- [What you have to do] Go through the records and copy each line where the word "JSON" occurs.
BEGIN Data in this exercise
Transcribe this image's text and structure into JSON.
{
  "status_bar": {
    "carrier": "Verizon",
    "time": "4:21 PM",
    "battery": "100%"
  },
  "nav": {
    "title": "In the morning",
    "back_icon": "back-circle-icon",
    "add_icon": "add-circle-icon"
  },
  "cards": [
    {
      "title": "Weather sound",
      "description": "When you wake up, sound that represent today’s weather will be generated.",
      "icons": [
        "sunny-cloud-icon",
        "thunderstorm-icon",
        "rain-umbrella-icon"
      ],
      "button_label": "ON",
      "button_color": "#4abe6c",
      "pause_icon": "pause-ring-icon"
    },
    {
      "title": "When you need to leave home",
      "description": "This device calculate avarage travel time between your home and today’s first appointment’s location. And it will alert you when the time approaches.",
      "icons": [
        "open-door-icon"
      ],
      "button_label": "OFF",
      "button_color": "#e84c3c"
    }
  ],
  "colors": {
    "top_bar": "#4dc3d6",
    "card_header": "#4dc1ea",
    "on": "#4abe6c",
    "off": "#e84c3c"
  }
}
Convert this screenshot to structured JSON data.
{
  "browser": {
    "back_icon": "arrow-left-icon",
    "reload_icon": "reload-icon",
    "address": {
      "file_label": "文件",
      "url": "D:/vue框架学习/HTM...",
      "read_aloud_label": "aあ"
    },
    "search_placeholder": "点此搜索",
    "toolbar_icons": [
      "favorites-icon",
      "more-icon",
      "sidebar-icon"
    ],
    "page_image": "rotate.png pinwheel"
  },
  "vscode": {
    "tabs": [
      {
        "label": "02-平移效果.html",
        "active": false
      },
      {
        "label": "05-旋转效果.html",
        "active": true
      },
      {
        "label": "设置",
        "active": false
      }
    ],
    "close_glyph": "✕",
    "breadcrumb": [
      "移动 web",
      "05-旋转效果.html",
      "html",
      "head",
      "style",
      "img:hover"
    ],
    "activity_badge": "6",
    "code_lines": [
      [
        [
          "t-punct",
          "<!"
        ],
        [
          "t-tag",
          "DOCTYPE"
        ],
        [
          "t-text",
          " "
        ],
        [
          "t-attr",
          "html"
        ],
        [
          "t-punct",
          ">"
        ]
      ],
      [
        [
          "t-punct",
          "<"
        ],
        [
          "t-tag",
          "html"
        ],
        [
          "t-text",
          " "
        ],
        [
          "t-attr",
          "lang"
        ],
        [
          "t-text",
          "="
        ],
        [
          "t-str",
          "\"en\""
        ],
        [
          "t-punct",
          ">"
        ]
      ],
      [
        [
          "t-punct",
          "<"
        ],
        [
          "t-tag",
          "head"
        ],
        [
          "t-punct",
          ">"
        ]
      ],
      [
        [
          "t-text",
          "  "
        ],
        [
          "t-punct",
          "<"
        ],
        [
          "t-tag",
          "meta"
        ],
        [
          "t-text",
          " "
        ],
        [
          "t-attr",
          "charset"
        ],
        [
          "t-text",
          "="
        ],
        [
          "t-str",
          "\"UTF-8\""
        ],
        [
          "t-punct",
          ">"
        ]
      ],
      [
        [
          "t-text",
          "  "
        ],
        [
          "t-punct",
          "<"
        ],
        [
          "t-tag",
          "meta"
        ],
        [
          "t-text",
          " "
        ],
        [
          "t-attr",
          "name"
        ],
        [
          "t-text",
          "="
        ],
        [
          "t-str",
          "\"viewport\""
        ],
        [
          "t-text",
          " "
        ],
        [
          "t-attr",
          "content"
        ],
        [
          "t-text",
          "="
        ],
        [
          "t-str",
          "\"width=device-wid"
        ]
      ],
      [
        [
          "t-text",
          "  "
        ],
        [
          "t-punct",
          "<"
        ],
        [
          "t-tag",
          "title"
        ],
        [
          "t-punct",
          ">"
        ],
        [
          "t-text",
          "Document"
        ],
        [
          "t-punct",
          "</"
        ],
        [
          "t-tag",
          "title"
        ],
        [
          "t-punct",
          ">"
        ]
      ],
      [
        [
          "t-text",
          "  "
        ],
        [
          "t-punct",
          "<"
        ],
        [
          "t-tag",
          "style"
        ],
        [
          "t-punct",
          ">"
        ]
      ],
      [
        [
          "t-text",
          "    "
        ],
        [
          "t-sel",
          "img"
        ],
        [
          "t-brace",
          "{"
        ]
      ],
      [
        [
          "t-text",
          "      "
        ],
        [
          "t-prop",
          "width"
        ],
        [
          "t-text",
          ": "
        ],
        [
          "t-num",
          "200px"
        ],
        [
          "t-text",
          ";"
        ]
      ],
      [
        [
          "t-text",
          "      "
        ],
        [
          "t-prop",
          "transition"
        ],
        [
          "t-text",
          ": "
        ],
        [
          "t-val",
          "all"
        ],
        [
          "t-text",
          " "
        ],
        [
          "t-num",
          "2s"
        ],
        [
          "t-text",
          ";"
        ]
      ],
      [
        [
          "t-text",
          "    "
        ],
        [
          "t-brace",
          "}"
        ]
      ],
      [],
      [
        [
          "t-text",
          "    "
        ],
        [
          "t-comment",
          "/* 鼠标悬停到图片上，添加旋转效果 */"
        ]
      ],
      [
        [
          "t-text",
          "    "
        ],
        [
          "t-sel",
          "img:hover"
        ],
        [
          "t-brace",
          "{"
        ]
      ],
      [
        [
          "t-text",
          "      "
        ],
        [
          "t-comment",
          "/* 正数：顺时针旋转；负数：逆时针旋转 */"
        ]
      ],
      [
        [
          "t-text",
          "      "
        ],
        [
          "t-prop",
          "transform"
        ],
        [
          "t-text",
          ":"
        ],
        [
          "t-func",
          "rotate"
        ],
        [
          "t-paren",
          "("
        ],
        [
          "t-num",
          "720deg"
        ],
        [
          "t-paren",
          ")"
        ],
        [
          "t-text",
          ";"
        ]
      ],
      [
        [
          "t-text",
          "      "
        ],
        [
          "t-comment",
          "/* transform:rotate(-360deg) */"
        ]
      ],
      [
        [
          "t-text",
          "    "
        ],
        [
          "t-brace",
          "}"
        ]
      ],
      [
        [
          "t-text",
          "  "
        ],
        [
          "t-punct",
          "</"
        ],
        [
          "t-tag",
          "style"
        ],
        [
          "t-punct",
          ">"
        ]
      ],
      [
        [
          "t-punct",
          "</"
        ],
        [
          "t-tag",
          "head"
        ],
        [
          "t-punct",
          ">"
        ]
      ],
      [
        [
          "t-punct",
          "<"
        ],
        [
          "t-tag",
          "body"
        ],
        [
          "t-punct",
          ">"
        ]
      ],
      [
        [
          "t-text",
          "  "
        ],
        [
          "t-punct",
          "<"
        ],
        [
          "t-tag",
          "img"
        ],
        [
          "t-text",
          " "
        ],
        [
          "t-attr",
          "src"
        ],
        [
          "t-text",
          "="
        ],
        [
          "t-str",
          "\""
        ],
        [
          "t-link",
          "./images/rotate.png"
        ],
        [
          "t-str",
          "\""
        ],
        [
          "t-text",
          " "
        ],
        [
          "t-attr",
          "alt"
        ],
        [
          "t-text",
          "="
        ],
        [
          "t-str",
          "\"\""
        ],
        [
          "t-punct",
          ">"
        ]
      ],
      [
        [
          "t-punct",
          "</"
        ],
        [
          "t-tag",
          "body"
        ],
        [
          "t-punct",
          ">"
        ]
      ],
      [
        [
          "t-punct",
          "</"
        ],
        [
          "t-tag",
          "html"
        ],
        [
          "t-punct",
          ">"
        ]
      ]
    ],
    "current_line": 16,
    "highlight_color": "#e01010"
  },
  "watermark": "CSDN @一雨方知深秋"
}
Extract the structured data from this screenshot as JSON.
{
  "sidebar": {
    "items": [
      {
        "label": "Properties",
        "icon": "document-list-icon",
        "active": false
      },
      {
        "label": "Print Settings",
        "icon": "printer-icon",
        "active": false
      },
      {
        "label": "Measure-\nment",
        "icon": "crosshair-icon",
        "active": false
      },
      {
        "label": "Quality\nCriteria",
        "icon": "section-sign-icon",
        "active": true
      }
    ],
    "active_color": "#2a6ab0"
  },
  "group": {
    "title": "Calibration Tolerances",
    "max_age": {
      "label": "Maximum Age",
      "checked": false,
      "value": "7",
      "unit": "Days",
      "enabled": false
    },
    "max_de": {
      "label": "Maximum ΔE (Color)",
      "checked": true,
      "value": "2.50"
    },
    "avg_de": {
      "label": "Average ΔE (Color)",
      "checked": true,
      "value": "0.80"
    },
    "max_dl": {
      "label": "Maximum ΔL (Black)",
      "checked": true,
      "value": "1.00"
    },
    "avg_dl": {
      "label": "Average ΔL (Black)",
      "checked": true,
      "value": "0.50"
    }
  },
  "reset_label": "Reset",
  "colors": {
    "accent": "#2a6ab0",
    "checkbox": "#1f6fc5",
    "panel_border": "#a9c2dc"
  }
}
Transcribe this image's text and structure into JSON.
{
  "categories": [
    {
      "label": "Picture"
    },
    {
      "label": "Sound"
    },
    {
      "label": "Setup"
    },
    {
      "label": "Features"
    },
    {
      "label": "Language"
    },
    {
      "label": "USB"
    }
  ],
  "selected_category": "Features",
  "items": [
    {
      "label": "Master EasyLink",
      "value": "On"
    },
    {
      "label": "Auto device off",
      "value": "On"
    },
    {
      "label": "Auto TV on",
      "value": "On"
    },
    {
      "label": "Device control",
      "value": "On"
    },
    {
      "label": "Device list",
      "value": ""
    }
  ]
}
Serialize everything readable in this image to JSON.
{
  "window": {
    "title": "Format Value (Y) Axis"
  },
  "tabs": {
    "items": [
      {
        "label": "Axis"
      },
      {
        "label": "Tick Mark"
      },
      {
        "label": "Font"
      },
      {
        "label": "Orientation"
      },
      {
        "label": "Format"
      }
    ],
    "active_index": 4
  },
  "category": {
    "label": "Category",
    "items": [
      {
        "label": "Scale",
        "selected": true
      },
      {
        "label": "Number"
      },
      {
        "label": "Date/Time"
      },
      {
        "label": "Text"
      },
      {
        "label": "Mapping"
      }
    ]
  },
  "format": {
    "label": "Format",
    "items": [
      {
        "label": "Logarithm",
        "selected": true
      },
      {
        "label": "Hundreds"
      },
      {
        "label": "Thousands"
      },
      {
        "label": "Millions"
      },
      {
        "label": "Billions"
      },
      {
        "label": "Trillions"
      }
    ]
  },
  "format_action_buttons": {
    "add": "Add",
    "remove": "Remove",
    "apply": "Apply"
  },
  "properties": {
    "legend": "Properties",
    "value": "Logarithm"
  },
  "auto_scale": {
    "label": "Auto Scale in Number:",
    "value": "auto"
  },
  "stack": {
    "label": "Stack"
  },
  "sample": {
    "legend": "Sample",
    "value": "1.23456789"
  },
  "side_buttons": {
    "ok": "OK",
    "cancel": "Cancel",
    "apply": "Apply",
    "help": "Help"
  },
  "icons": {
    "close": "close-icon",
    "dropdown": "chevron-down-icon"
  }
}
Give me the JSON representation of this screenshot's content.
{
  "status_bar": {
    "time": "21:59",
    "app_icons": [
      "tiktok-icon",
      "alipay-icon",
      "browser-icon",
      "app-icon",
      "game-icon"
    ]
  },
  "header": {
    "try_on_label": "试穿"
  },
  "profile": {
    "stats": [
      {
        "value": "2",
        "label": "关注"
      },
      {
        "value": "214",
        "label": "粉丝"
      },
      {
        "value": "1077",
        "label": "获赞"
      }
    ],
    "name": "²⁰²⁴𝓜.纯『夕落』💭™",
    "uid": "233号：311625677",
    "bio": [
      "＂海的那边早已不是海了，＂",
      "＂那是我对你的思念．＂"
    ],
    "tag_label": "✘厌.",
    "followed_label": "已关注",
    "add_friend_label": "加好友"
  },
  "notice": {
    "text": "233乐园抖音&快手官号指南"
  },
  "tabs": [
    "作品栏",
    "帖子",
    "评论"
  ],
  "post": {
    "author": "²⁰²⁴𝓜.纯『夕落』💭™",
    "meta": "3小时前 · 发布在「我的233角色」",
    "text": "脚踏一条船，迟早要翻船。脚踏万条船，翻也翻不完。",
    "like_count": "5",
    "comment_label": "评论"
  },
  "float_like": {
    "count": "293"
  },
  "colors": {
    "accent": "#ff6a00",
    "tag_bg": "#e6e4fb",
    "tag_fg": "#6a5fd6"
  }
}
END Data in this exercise
- [Solution for this problem]
Transcribe this image's text and structure into JSON.
Convert this screenshot to structured JSON data.
Extract the structured data from this screenshot as JSON.
Transcribe this image's text and structure into JSON.
Serialize everything readable in this image to JSON.
Give me the JSON representation of this screenshot's content.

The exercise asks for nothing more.